The open house is the public’s chance to see the new place and enjoy a free tasting. Rare wines and special discounts will be offered this weekend for the celebration. The event also falls on the winery’s semi-annual case sale, meaning if you choose to purchase a case you’ll see extra discounts.

Albee’s open house celebration coincides with the already scheduled meet the winemakers weekend on the island. Seven of the wineries will be open to the public Saturday and Sunday, 12 to 5 p.m. It sounds like this weekend is also Christmas in the Country and Studio Tour on the island, so you could easily make a day, or two out of all that’s going on.

Like Eleven, Rolling Bay Winery is also planning a special celebration for the weekend. The winery’s third annual release party is planned for Saturday and Sunday from 12 to 5:30 p.m. The party will include a holiday giveaway where you can enter a drawing at the winery to receive one of three Rolling Bay wines: a Double Gold Medal winner 2007 Manitou Red, a 2009 Cuvée Aldaro or a 2010 Chardonnay.

Light appetizers from local artisan foods will be served with the winery’s newly bottled wines including:

  • 2009 Cuvée Aldaro (78 percent Cabernet Sauvignon, 12 percent Cab Franc and 10 percent Merlot)
  • 2009 Syrah
  • 2010 Chardonnay (barrel fermented and aged in neutral french barrels)
  • 2010 Pinot Gris
  • 2008 Manitou Red (55 percent Cabernet Sauvignon, 40 percent Syrah, and 5 percent Merlot)
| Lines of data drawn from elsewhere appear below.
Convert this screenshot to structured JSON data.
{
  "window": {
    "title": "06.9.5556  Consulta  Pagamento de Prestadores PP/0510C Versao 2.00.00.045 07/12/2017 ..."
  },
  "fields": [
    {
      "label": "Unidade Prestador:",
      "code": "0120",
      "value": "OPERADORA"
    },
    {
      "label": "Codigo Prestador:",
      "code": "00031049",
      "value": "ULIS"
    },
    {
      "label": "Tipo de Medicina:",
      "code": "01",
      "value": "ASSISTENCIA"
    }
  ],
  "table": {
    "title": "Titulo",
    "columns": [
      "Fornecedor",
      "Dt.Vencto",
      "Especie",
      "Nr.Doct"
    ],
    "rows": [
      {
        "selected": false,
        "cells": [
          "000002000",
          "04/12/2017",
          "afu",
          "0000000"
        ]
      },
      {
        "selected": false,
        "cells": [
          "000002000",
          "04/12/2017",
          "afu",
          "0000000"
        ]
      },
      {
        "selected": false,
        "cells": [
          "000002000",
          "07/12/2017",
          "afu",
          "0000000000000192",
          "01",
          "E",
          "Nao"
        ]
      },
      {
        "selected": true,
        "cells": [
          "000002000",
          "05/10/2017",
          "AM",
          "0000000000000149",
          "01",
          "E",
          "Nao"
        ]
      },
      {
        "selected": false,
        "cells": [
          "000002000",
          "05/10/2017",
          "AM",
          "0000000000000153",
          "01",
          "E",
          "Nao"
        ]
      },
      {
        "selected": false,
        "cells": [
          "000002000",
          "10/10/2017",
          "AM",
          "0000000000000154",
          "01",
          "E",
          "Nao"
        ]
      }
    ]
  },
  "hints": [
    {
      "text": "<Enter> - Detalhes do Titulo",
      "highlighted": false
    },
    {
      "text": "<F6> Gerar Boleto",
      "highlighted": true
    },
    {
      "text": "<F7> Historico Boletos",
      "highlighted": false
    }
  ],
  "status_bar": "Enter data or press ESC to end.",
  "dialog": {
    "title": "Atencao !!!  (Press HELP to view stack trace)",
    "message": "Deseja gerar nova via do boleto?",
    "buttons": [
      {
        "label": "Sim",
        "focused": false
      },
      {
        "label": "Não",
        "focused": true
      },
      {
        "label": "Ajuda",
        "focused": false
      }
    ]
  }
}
Barrels will also be open for tasting and futures of the 2010 Cabernet Sauvignon and Syrah will be for sale at the event. Price is $5 which is refunded with purchase.
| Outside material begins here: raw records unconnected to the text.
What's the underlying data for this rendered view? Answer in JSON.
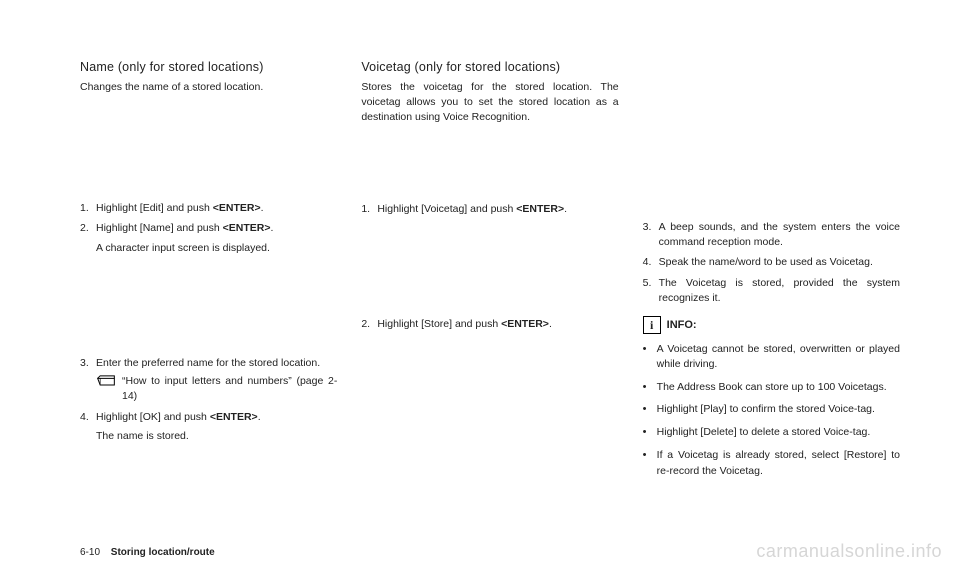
{
  "col1": {
    "heading": "Name (only for stored locations)",
    "intro": "Changes the name of a stored location.",
    "steps_a": [
      {
        "n": "1.",
        "t": "Highlight [Edit] and push ",
        "btn": "<ENTER>",
        "tail": "."
      },
      {
        "n": "2.",
        "t": "Highlight [Name] and push ",
        "btn": "<ENTER>",
        "tail": ".",
        "sub": "A character input screen is displayed."
      }
    ],
    "steps_b": [
      {
        "n": "3.",
        "t": "Enter the preferred name for the stored location.",
        "ref": "“How to input letters and numbers” (page 2-14)"
      },
      {
        "n": "4.",
        "t": "Highlight [OK] and push ",
        "btn": "<ENTER>",
        "tail": ".",
        "sub": "The name is stored."
      }
    ]
  },
  "col2": {
    "heading": "Voicetag (only for stored locations)",
    "intro": "Stores the voicetag for the stored location. The voicetag allows you to set the stored location as a destination using Voice Recognition.",
    "steps_a": [
      {
        "n": "1.",
        "t": "Highlight [Voicetag] and push ",
        "btn": "<ENTER>",
        "tail": "."
      }
    ],
    "steps_b": [
      {
        "n": "2.",
        "t": "Highlight [Store] and push ",
        "btn": "<ENTER>",
        "tail": "."
      }
    ]
  },
  "col3": {
    "steps": [
      {
        "n": "3.",
        "t": "A beep sounds, and the system enters the voice command reception mode."
      },
      {
        "n": "4.",
        "t": "Speak the name/word to be used as Voicetag."
      },
      {
        "n": "5.",
        "t": "The Voicetag is stored, provided the system recognizes it."
      }
    ],
    "info_label": "INFO:",
    "bullets": [
      "A Voicetag cannot be stored, overwritten or played while driving.",
      "The Address Book can store up to 100 Voicetags.",
      "Highlight [Play] to confirm the stored Voice-tag.",
      "Highlight [Delete] to delete a stored Voice-tag.",
      "If a Voicetag is already stored, select [Restore] to re-record the Voicetag."
    ]
  },
  "footer": {
    "page": "6-10",
    "section": "Storing location/route"
  },
  "watermark": "carmanualsonline.info"
}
For more about the winemakers weekend click here.

Labor Day wine tasting planned

Brynn writes:

Looking to stay around Kitsap this three-day weekend and want to have fun? There’s another wine tasting planned on Bainbridge Island — all three days.

The seven Bainbridge wineries will be open from 12 to 5:30 p.m., Sept. 3-5, for people to swing by and taste their hand-crafted wines.
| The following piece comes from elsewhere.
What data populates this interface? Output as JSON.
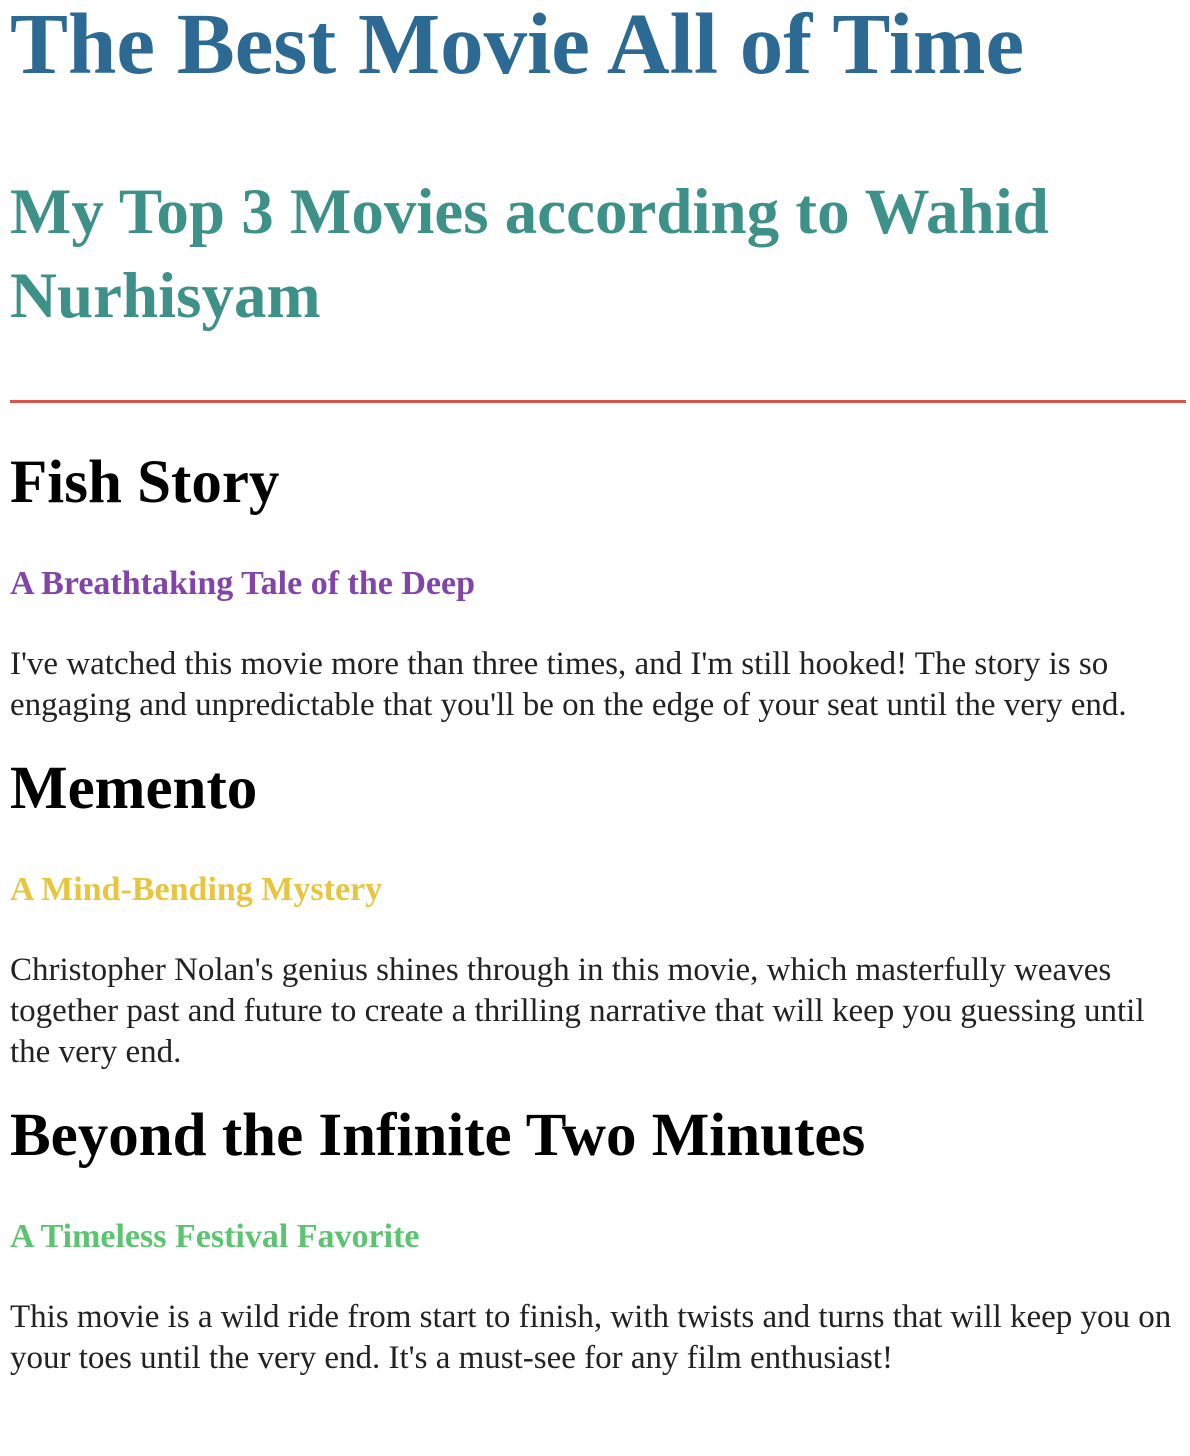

Some of them even have additional festivities planned for the weekend, like Rolling Bay Winery which is planning a live performance on Saturday by “Ranger and the ‘Re-arrangers'”. The performance will be from 2 to 5 p.m. They’ll also have artisan cheeses available to sample with the wines.

To see a complete list of the wineries, a map of where they’re located and what they have to offer, visit the Winery Alliance of Bainbridge Island website.

Get ready for another Bainbridge wine weekend

Brynn writes:

Well you’re probably getting sick of me writing about upcoming meet the winemakers weekends on Bainbridge Island, but guess what? I’ve got another one to tell you about.

Over Memorial Day Weekend the winemakers will sacrifice their three-day free time by opening their doors to let you in to taste their most cherished creations. In some cases the wineries have released wines since the last time they held this event, or they’re planning to release by June. (So, if you’ve already gone this year, you may want to call ahead to see if there’s something new to try).

Assuming the weather will be nice — and frankly that’s an assumption I wouldn’t bet the farm on knowing our spring so far — it could make for a nice day trip if you’re looking to stay close to home this year. Note the winemakers will be open all three days of the three-day weekend, not just Saturday and Sunday like all the other weekends.

So, once again, here’s the details for the weekend:

Wineries will be open Saturday, May 28 to Monday, May 30 from 12 to 5 p.m. Fees range from free to a few dollars.

Note for groups and tours: our wineries are all very intimate and cannot accommodate large groups or buses (all the better for the rest of you!). If you are a group of more than 6 people, you must call ahead to make arrangements in advance. Thank you!

Here’s a map showing all the locations (includes both satellite tasting rooms and winery locations – navigate carefully!). Note: this map may not get you all the way to the winery in all cases. When the wineries are open, there will be signs directing you to the exact locations.

The Wineries of Bainbridge Island are: